‘The Victorian Chaise Longue’ is a quiet piece of nightmare fiction, depicting one of the ultimate terrors, all the while presenting us with a stark history lesson: the stifled life of an intelligent working class woman. In this, Laski’s novel reminded me somewhat me of ‘The Yellow Wallpaper’, Charlotte Perkins Gilman’s novella about a woman’s mental breakdown. Both use a simple, uncomplicated style which serves to sharpen the tension like sandpaper. Like Perkins Gilman’s lead character, we see, in Melanie/Millie a woman’s intelligence repressed and, when she fights back, labelled as ‘mad’. While Melanie can think and plot and plan, Millie cannot verbalise the words beyond her means; while Melanie is free to love and bear children, Millie must suffer in silence at her lost love and lost child and while Melanie can twitter and flap about the TB which the doctor has under control, for Millie the disease presents a far deadlier proposition. In one particularly chilling sequence, Laski has Melanie find the courage to look at the tired body – Millie’s tired body – which she now inhabits:
‘There, framed by the crumpled clothes, set on ribs barely covered with skin, rose two small breasts. My breasts? cried Melanie, or not my breasts? Dare I touch them, these breasts, that may be mine and alive, or will they crumple, will they rot if I touch them with my living hands, my hands on long-dead breasts? These are whiter than mine, she said, smaller, sadder than mine and in a convulsive movement she laid her hands beneath them and they did not rot, small hot living breasts, and pulsing through them, the too-fast-beating heart.’
But, as I intimated earlier, ‘The Victorian Chaise Longue’ is even more than a story about the horrors inflicted on women: without a trace of polemic, it also presents a stark warning to those who would trample on other’s lives for their own gain, caring not a jot for those whom they price out of their city or force from their roots; to those who pilfer and profit from the lives of others because, well, it’s all such a laugh; to the unthinking, willingly ignorant fools like the ‘Make Do and Mend’ brigade of mustachioed and befrocked buffoons whose search for ‘authenticity’ (a fragile concept at the best of times) sees them harken back to times gone by, ignoring the darkness hidden by the spirit of the blitz, the medical horrors of pre-NHS Britain and the rotten ignorance which saw all those who weren’t white, heterosexual and male suffer, one way or another. To them I join Laski in saying: ‘Don’t romanticise the past – it may well come back to bite you!’
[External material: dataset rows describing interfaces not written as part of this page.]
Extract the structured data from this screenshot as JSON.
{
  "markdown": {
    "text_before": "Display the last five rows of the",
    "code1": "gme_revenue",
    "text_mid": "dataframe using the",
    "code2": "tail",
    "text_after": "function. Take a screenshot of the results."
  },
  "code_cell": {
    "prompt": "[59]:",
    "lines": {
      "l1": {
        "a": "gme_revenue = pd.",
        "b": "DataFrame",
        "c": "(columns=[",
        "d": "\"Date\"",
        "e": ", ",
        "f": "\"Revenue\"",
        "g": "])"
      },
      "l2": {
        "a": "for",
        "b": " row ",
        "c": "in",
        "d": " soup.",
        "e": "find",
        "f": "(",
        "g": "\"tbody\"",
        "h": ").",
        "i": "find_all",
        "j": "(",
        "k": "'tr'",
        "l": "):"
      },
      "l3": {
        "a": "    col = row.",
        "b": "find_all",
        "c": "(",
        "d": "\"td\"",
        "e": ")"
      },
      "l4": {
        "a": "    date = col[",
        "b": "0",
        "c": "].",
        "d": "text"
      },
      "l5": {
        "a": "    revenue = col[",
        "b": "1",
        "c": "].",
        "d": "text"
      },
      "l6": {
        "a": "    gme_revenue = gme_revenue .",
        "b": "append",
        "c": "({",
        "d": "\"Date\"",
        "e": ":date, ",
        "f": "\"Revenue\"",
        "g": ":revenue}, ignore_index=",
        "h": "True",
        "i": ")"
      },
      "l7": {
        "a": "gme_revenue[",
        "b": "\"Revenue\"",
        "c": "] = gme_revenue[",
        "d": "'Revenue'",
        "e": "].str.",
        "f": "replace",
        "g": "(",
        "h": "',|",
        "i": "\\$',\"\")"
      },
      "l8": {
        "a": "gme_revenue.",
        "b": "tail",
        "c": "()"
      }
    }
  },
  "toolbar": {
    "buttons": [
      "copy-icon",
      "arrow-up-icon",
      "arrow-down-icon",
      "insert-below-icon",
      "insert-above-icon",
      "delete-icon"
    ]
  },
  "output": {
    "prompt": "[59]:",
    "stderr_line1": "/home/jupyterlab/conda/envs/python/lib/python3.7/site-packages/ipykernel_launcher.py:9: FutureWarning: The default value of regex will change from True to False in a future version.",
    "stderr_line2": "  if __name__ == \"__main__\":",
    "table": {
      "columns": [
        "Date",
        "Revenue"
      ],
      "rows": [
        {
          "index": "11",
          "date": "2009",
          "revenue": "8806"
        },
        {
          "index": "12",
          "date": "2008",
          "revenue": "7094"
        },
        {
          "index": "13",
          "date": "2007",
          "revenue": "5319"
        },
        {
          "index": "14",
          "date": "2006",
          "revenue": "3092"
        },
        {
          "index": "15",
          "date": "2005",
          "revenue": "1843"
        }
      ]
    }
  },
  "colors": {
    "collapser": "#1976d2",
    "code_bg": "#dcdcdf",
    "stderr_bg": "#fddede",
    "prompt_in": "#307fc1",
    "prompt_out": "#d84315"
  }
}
Unheralded and unsung for too long, ‘The Victorian Chaise Longue’ is a latecomer to my collection of great supernatural tales and ranks alongside the best.